While replacing legacy maintenance planning systems with newer generation systems is a major challenge, the new systems provide electronic technical manuals, control of maintenance records, e-signatures, and parts tracking, for example. Newer generation aircraft also provide critical data, reducing the need for labour-intensive inspections. In addition, they enable the development of more cost effective maintenance strategies than the deployment of fixed maintenance schedules. The big benefit of the new systems is in the areas of health monitoring and predictive maintenance. Data coming from e-enabled jets (using sensors and digital systems embedded in airframes, engines, and systems) produce information about their multitude of systems. The question is, what is the best way of mining that data and utilising it using not only analytics but also artificial intelligence and doing the analysis in real time?
From a broader perspective, the challenge on the operational side is the less-than-optimal integration among flight, crew and maintenance planning on the one side and airports operations planning involving gates, maintenance, and slots, on the other side. This integration involves both data and processes, both of which are fragmented. While the airline operational planners have significant control over when the initial schedules are produced, real challenges surface during irregular operations when flights are delayed or cancelled. Again, digitisation can enable the integration of fragmented data with respect to:

  1. the silos where the data may be located
  2. the currency of the data and
  3. the different versions of the same data (weather forecasts, for example) used by different entities, airlines and airports. It is the availability of one version of the integrated data that will improve decision-making processes by having the airline and airport operational staff spend more time dealing with a particular situation and its complexity and analysing seamless what-if scenarios.

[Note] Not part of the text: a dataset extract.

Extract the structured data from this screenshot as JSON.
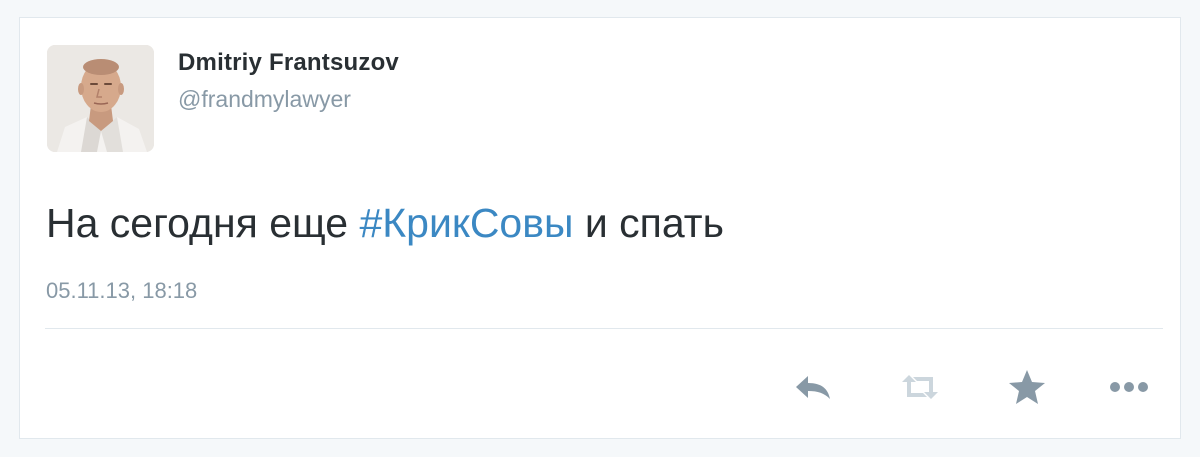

Airlines need to be able to predict delays and find ways to have the right aircraft with the right crews at the right locations by re-routing aircraft and utilising aircraft on the ground. This process is currently done manually or using older systems such as desktops and spreadsheets. In the case of maintenance, for example, much of the data exists on papers stored in boxes. A lot of back office communications are still performed with white boards, phone and fax machines. Digitisation technology is available to track aircraft for gate assignments in real time and track the status of maintenance activities and to provide innovative solutions to technical operational challenges by moving planning from a reactive to a proactive mode. Digitising technical operations will not only lead to a reduction in operating costs, but also to an increase in the capability of an aircraft to generate more revenue through a reduction in the time that the aircraft is on the ground, as well as an improved customer and employee experience.